The cap shell was also re-designed for more accurate positioning in its lampholder. The starting point for this development was the standard 1-inch diameter stamped brass cylinders normally used for the formation of E26 medium screw caps. However the process of rolling the screw threads was omitted, and when cutting the caps out of the brass strip from which they are stamped, a pair of flat metal fins was provided around the open rim. It is the upper surface of these two fins which are the most precisely formed part of the cap, and which form the reference location to which the filament is later aligned. One fin is wider than the other, thereby only allowing the lamp to be installed one way around in its holder. The result is known as the medium pre-focus cap, internationally classified by the International Electrotechnical Commission as type P28s - Prefocus, 28mm maximum fin diameter, single end contact.

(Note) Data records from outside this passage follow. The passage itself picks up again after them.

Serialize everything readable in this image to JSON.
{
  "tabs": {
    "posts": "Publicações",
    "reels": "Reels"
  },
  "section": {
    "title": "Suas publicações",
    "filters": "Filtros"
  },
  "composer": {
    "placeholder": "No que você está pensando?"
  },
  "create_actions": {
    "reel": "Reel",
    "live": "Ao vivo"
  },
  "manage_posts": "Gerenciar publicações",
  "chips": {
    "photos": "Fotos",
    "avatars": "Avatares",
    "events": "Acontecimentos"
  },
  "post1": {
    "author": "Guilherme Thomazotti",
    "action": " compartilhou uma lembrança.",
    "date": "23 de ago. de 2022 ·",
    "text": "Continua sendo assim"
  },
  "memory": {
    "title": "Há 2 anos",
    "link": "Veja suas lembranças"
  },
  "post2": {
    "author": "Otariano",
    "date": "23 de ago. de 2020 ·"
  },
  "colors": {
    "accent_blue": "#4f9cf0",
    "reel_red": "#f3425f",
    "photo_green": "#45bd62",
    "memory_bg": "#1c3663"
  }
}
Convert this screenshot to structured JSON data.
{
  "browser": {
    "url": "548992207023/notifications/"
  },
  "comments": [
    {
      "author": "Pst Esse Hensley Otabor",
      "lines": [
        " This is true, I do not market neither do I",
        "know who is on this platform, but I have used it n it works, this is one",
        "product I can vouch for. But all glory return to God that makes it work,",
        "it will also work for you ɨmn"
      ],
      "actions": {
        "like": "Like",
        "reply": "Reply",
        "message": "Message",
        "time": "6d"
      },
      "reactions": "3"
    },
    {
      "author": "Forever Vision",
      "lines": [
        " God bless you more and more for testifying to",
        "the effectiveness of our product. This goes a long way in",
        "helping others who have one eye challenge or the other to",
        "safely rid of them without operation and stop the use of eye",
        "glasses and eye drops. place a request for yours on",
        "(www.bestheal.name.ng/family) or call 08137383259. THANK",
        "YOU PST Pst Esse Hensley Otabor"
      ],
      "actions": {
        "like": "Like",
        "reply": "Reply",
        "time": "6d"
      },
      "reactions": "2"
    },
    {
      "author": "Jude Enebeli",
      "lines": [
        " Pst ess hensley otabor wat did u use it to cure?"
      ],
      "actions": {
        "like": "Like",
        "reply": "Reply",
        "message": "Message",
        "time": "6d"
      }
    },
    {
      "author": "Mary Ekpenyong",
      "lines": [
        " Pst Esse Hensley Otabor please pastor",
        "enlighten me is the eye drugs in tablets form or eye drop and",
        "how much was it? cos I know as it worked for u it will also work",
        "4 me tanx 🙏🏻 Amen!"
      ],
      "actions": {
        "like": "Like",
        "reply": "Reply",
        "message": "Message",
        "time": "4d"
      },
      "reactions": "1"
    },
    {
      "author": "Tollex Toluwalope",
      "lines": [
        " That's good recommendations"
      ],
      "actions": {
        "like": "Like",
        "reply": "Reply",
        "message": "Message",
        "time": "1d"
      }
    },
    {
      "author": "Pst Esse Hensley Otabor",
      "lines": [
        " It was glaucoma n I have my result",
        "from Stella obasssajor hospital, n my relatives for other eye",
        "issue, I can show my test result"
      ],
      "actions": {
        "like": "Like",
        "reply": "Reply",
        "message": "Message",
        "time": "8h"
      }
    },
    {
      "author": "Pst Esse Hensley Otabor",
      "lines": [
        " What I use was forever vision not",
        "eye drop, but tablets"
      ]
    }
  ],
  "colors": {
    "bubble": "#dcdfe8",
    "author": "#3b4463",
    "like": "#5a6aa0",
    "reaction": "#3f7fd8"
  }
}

The first pre-focus lamps were introduced by GE in 1929 for tubular grid-filament projection lamps, where they quickly revolutionised the industry and practically all new projectors were designed around the new lamps. The following year this development was extended to the larger P40s mogul prefocus size, and applied to spherical-bulb incandescent lamps for spotlighting service which also drew similar benefits from factory pre-alignment. In 1933 a smaller variant of Burnap's pre-focussed cap was applied to automotive headlight lamps.

  1. US 1,591,910 - Incandescent Lamp - Filed 23 Jul 1920.
  2. US 1,650,602 - Electric Lamp - Filed 30 Jan 1926.

References & Bibliography
  1. "Lamps for a Brighter America", P.W.Keating, McGraw-Hill Book Co., New York, 1954, pp.128, 153.
  2. "A Century of Light", J.A.Cox, The Benjamin Company, 1979, p.82.
  3. "Robert S. Burnap - Biography", Journal of the SMPTE, Vol.68, September 1959, p.648.
  4. "Robert S. Burnap - Obituary", IEEE Spectrum, May 1975, p.90.